Investors are just as likely to be over-optimistic as they are to be uber-pessimistic, and it looks like this is happening now when it comes to Italy.
A little more than a month before general elections, the spread of the Italian 10-year bond yield over German bunds has fallen to 133.2 basis points, a level not seen since Oct. 14, 2016, according to FactSet data. This is probably too low; yields on Italian bonds are likely to rise, either shortly before the election or after it, no matter what the result.
The good news is that the risk that Italy will cause the break-up of the eurozone has fallen sharply. The latest Sentix survey showed the headline eurozone break-up index fell to an all-time low of 6.9% in January.
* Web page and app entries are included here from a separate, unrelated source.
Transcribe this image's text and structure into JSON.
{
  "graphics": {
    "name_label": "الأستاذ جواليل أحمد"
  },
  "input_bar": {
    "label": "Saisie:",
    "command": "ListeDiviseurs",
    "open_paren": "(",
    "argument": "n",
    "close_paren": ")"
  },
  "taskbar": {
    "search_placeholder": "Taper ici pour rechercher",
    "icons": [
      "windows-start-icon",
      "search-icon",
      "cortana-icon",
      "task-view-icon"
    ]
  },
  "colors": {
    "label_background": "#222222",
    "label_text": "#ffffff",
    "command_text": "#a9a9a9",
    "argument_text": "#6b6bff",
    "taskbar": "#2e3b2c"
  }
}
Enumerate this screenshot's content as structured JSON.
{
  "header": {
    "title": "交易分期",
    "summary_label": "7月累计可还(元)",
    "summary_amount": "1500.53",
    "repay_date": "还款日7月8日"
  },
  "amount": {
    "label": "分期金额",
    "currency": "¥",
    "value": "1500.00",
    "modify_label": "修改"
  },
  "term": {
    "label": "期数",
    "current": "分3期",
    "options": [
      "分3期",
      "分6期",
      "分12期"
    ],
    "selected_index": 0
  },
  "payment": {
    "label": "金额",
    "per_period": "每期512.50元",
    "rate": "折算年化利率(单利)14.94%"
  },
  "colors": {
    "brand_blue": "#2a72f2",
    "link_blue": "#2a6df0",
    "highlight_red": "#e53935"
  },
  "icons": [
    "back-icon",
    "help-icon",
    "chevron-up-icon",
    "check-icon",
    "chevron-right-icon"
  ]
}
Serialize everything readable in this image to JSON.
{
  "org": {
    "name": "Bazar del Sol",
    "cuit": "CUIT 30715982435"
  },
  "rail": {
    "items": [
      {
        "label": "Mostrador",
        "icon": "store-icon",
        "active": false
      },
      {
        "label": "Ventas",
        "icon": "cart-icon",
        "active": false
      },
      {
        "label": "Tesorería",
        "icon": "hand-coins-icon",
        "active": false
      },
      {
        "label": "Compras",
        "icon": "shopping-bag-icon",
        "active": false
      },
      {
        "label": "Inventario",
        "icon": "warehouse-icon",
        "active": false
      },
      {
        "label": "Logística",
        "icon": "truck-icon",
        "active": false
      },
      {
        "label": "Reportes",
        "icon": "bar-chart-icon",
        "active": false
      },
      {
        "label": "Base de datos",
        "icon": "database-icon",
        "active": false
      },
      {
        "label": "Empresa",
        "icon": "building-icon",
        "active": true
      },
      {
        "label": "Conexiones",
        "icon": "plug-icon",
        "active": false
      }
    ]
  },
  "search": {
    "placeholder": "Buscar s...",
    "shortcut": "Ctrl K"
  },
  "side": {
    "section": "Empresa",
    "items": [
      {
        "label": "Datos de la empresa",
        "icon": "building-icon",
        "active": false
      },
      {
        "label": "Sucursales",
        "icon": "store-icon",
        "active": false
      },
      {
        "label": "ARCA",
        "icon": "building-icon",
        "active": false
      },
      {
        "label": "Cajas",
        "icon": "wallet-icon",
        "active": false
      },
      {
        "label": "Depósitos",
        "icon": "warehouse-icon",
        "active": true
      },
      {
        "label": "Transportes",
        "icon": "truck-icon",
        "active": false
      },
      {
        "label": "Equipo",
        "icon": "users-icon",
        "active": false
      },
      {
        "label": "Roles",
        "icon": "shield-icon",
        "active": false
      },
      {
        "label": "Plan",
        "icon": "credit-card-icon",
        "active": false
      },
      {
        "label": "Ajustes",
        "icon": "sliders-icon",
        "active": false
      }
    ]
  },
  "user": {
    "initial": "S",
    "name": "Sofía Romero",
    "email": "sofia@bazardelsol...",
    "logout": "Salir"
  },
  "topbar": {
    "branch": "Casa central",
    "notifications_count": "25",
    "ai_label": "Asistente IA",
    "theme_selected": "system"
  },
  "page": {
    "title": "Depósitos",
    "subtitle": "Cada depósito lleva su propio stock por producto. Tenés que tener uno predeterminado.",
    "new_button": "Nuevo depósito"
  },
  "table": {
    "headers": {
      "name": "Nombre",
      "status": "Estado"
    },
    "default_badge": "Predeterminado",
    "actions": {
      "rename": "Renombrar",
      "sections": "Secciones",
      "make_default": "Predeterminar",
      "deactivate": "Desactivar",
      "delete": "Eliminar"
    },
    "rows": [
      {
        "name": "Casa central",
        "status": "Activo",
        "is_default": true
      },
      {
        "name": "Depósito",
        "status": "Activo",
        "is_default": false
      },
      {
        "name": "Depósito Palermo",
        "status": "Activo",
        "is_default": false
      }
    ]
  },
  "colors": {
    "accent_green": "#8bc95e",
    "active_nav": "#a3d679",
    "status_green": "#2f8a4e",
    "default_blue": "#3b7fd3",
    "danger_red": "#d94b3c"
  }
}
The sub-index for Italy was at 5.22%, showing that Italy remains a country which, in investors' view, still risks leaving the single currency area.
However, the likelihood of a populist-led government with an anti-euro platform emerging from the March 4 elections has dropped "significantly" over the past half year, according to Jamie Thompson, head of macro scenarios, and Nicola Nobile, senior economist at the Oxford Economics think-tank.
They pointed out that economic recovery and declines in immigration flows have eased economic and cultural stresses, while Italians' opinion of the euro has improved slightly. As a result, even the populists in Italy have softened their anti-euro rhetoric, realizing probably that insisting on leaving the single currency area is not the vote winner that it was thought to be.
The latest Eurobarometer survey of perceptions across the EU, published in December last year, showed that 59% of Italians were in favor of "a European economic and monetary union with one single currency, the euro."
The survey also showed that although most Italians (74%) perceive the situation their country as bad, their personal circumstances are beginning to improve. The percentage of people considering that their own personal job situation is bad has fallen by two percentage points to 31% in the autumn of last year from the spring.
Moreover, the percentage of Italians who believe the financial situation of their household is bad has fallen by three percentage points in the same period to a total of 34%, while the number of those who believe their financial situation will improve over the next year has edged up by two percentage points to 27%.
The leader of the populist Five-Start Movement (who insists his party is not populist), Luigi Di Maio, was in London earlier this week to meet with various groups of investors. His party leads in opinion polls, with around 28% of respondents saying they will vote for it.
Di Maio made it clear that his party would not seek a referendum on taking Italy out of the eurozone and the European Union, which could help explain the tightening of the spread of Italian bond yields over bunds.
"Our stance on Europe, on the euro, is that we want to remain part of the EU and the euro zone. We just want to change some economic rules. This should not scare businesses and investors, (that) we want to get some results for Italy and re-launch the EU," he told CNBC in an interview on Wednesday, Jan. 31.
Among the changes to the economic rules that he mentions, a worsening of the fiscal situation is very likely. This is something that investors have so far failed to price in, as they still focus on the relief caused by the populists' stalling in opinion polls and softening of anti-euro tones.
But, as Capital Economics European economist Jack Allen points out, "after all, most of the major parties have promised big tax cuts without offsetting reductions in spending. And most also want to loosen the EU's grip on Italy's budget. As a result, investors' concerns about debt sustainability will probably rise."
For the moment, the European Central Bank is still buying eurozone bonds, and a big part of those are Italian bonds. But with the ECB set to end its bond purchases in September, if the spread between Italian 10-year bond yields over German bunds has not already bottomed, it likely will soon. Investors should adjust their expectations accordingly.